Nor have the forces of global economic migration magically adjusted to fit the American mood. Thousands of workers still cross the border, although the numbers are down — a sign of the downturn, particularly in home building. When the economy recovers, the flow will revive. (Economic forces are dynamic, even if our immigration policies are not.)

The unions, at least, understand that there is a better way. They see immigration reform as an issue of worker empowerment. If undocumented immigrants undercut wages and job conditions for Americans — and many do, by tolerating low pay and abuse and bolstering an off-the-books system that robs law-abiding employers and taxpayers — it is because they cannot stand up for their rights.

“Workers don’t depress wages. Unscrupulous employers do,” said Terence O’Sullivan, president of the Laborers’ International Union of North America. Unemployment in his industry is above 21 percent. Nearly two million construction workers are out of work. So what does Mr. O’Sullivan want? Reform that allows immigrants to legalize. “If we can free them so they can come out of the shadows, we can not only improve their lives, but all workers’ lives,” he said.

Eliseo Medina, the international executive vice president of the Service Employees International Union, agreed. “First and foremost, this is an economic argument,” he said.

Making the pro-union case for reform is not necessarily going to be easy. Even as immigration has changed the face of many American unions, hostility to foreigners remains a problem among some of the rank and file. Mr. Medina said union leaders were going to have to work hard to make members understand that false populism was not on their side.

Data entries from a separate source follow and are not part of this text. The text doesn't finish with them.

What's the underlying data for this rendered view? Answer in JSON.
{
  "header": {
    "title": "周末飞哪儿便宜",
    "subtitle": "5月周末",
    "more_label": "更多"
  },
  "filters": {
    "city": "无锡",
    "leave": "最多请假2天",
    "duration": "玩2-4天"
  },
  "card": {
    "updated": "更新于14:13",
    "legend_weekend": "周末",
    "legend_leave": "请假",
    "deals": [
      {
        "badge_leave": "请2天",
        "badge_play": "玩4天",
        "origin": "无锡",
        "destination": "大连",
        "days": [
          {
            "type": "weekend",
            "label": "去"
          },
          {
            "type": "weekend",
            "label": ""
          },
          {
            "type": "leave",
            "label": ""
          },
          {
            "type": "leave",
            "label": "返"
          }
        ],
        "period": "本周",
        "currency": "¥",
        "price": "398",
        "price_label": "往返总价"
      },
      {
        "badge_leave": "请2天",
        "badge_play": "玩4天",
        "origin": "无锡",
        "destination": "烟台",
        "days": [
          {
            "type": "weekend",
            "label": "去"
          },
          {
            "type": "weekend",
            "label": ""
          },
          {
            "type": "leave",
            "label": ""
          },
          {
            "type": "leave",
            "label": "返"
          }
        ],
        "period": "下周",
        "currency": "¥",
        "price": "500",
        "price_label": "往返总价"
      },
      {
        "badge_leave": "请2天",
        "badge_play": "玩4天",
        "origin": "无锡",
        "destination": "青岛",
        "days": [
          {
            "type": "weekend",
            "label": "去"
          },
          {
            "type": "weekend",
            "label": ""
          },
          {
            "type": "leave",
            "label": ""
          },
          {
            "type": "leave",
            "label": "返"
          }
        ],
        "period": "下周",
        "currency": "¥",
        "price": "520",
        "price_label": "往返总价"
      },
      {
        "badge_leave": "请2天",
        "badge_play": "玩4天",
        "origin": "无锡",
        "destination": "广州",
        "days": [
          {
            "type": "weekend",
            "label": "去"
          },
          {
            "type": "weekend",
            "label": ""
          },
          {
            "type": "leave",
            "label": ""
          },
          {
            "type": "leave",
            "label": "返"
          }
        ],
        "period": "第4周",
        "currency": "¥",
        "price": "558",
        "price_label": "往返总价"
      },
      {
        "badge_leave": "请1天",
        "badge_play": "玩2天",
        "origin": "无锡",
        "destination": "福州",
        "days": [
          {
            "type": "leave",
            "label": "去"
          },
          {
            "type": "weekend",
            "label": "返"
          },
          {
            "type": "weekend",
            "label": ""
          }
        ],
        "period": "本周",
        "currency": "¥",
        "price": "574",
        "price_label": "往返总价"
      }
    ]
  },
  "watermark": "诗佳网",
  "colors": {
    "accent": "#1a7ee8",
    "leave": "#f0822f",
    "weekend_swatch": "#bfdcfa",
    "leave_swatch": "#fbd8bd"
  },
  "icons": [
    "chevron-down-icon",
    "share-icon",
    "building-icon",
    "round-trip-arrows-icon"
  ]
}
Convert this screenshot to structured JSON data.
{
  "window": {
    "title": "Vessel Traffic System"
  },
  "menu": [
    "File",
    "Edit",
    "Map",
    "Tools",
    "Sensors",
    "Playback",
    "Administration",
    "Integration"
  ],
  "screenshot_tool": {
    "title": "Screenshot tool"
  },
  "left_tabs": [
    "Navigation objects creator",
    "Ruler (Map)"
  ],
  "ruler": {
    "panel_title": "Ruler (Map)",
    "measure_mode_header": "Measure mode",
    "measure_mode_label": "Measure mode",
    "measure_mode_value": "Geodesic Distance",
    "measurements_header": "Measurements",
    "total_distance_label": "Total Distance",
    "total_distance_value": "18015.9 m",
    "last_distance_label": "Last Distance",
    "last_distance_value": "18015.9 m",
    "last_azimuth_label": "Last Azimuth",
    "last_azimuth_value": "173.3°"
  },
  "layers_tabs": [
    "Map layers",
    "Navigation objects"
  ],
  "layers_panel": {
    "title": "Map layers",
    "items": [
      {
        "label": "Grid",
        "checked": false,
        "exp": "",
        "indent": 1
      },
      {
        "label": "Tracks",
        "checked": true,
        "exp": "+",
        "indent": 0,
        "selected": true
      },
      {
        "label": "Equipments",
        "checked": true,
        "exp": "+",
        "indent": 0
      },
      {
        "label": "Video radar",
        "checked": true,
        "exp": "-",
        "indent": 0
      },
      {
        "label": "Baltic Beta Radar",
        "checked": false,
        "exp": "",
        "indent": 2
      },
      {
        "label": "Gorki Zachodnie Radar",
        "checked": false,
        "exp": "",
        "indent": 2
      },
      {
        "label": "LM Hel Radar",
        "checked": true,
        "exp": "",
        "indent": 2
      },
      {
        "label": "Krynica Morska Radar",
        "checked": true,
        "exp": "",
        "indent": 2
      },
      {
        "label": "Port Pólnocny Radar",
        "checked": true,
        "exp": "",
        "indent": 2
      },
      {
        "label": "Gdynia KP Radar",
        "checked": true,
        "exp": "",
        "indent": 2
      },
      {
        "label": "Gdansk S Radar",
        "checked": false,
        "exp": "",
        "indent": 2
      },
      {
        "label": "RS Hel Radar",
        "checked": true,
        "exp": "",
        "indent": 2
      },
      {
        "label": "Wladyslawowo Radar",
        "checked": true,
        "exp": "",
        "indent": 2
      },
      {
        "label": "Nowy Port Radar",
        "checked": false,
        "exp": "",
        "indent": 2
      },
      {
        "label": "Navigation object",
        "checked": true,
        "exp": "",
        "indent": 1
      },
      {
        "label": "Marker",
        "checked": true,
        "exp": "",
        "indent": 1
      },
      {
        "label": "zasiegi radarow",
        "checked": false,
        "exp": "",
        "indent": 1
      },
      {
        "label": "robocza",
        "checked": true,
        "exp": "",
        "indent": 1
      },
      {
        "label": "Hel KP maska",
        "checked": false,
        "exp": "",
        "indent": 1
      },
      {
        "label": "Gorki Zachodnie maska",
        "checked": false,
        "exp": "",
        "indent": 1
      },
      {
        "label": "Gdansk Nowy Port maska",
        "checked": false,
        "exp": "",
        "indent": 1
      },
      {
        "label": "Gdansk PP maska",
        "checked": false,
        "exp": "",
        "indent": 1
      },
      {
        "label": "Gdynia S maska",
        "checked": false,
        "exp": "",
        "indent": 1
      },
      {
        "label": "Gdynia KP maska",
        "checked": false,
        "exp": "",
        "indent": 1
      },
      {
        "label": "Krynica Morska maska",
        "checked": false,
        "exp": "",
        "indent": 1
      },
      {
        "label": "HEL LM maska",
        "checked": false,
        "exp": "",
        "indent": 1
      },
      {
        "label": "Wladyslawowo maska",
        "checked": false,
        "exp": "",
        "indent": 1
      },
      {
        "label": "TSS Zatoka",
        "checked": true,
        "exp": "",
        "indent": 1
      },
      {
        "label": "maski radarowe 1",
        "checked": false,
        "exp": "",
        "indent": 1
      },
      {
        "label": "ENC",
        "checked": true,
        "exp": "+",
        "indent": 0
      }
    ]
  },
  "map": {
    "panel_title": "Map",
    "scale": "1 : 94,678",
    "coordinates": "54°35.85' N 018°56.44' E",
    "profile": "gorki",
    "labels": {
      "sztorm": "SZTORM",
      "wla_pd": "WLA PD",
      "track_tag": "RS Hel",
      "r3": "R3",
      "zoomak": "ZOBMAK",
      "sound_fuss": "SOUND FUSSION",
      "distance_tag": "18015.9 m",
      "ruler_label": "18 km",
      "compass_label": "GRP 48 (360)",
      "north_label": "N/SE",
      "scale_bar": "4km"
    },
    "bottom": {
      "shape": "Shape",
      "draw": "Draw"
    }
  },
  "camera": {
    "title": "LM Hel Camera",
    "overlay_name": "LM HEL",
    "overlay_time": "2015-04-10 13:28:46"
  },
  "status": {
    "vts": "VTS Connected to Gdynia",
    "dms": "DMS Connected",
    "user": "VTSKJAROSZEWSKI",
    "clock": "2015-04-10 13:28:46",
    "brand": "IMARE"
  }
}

“You may not want to do this because you like José Rodríguez,” Mr. Medina said, “but this affects you. Your standard of living is not going to improve, and you’re not going to be in a stronger position to solve your problems as long as you have all of these people out there without any rights — without any ability to contribute. Things will only get worse, not better.”